Yet the magazine, heavily censored for its contents, founded in 1932, when the Nazis had wiped out Berlin’s former gay activity, was able not only to publish regular issues, but had gained an international reputation, attracting numerous gay figures to the city, and even sponsoring various gay balls, in which, so this film’s director suggests, allowed open sexual activity, including bathroom sex with the so-called “rentboys,” for who elderly clients, including Ernst’s conservative school principal, Dr. Max Sieber (Peter Jecklin) paid for sex. Meier himself sought to present a “high-minded view of homosexuality,” and tried to encourage long-term relationships, views against which some of his promiscuous associates chaffed.
At the first ball he attends, Ernst is overwhelmed by the performance a drag- queen performer, Röbi Rapp (Sven Schelker), whom he cannot believe is truly a male. He loses the bet, and quickly falls in love with the 18 year old boy, daring to visit him at the barber’s shop where the boy works.
Fortunately, Röbi’s mom, the always wonderful Marianne Sägebrecht (remember her in Sugarbaby and Bagdad Café?) has no problem with her son’s sexuality nor with his new friend/lover. Ernst’s parents, however, are another matter, and even though he finally allows Röbi to meet them, it is a painful event and he remains—at least to them and his school colleagues—quite closeted.
The film does not deeply explore his reasons for becoming more and more involved in Kreis circle itself, but Ernst gradually devotes more and more of his time to the magazine and its organization, even daring to courier a new issue into the dangerous German environs, where his friend, Emil, is arrested.
Worse, however, is that another of their friends is murdered in his bed by a “rentboy;” and when yet a second event occurs, involving, tangentially, the school principal—who, when his wife discovers his sexual identity, leaves, him children in tow—commits suicide, the police close down the balls and intrude into the “Circle” member’s lives. A local gay bar event, at which Röbi again performs, is raided, with most the attendees arrested.
Despite these terrible events, however, Röbi and Ernst’s relationship survives, as the director reveals through real documentary interviews with the actual figures and others who live still today. The elderly, nicely tailored Swiss couple, retelling the story that is replayed by the younger actors gives this film a completely different dimension, allowing us to imagine them as the beautiful young people they were and the adventurous lives they lived even as they appear as the frail older figures from another era. It’s even more wonderful to hear that they were the first Swiss gay couple to be married after the country allowed gay marriage.
Surely, most countries might reveal far more terrifying tales of gay prejudice and brutality. But the fact that even the far more enlightened Switzerland had its own dark days demonstrates the difficulty of gays everywhere, and the problems facing gays, lesbians, bisexuals, and transgender people even today.
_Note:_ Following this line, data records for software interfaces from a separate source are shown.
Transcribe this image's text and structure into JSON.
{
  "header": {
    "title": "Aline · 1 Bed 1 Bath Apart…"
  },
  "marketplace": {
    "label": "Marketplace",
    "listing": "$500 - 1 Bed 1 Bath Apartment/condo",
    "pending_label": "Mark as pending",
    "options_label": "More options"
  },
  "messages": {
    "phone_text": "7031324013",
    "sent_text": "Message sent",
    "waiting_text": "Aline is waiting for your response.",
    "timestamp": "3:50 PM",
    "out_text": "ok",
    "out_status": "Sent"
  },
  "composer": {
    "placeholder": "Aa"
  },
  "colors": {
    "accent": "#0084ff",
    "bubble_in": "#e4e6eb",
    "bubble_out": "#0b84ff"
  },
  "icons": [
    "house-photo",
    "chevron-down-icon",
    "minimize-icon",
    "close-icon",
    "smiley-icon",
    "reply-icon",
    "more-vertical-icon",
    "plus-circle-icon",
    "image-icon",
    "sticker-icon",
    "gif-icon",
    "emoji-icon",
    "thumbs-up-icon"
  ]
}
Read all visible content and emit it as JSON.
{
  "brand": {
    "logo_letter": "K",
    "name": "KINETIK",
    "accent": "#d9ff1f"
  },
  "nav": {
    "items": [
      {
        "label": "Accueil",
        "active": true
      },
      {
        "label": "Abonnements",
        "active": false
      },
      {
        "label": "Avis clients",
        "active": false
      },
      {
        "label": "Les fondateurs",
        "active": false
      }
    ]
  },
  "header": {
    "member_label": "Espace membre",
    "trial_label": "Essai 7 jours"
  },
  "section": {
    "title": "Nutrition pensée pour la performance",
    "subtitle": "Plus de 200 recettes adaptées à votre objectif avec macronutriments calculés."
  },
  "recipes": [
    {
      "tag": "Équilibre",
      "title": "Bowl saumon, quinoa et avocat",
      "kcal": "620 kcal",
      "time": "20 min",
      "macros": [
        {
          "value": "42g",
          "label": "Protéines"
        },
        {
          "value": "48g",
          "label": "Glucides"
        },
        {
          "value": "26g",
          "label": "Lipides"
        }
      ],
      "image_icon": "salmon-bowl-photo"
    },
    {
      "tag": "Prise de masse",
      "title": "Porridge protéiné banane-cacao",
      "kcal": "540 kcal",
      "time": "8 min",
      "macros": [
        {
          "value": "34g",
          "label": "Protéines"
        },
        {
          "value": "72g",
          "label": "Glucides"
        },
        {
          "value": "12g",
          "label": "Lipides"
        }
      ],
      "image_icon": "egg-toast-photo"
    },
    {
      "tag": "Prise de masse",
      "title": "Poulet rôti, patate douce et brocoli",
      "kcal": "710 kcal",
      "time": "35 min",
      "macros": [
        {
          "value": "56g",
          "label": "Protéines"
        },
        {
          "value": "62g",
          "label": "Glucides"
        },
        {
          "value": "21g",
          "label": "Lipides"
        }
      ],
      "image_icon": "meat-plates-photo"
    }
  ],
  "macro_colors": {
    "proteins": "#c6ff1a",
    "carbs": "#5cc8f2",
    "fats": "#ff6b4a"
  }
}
Der Kreis, finally, ended in 1967 when Danish and other Scandinavian countries began publishing far more provocative nude-oriented gay magazines in the mid-1960s. I was there at the age of 16. In Copenhagen in 1964, I ogled the gay magazines at the newsstands, marveling at their totally open expression of gay sexuality. In Zürich, with my parents, come to bring me home from year abroad, I remember seeing posters—which may have been created by The Circle group—inviting one and all to another of their balls. My eyes certainly were opened, although I didn’t quite want to admit it to myself at the time! It would take me two or three years to realize just what I had witnessed.
So, finally, watching The Circle the other day, I recognized just how many had worked and suffered to take me where I was destined to go.
Los Angeles, July 2, 2016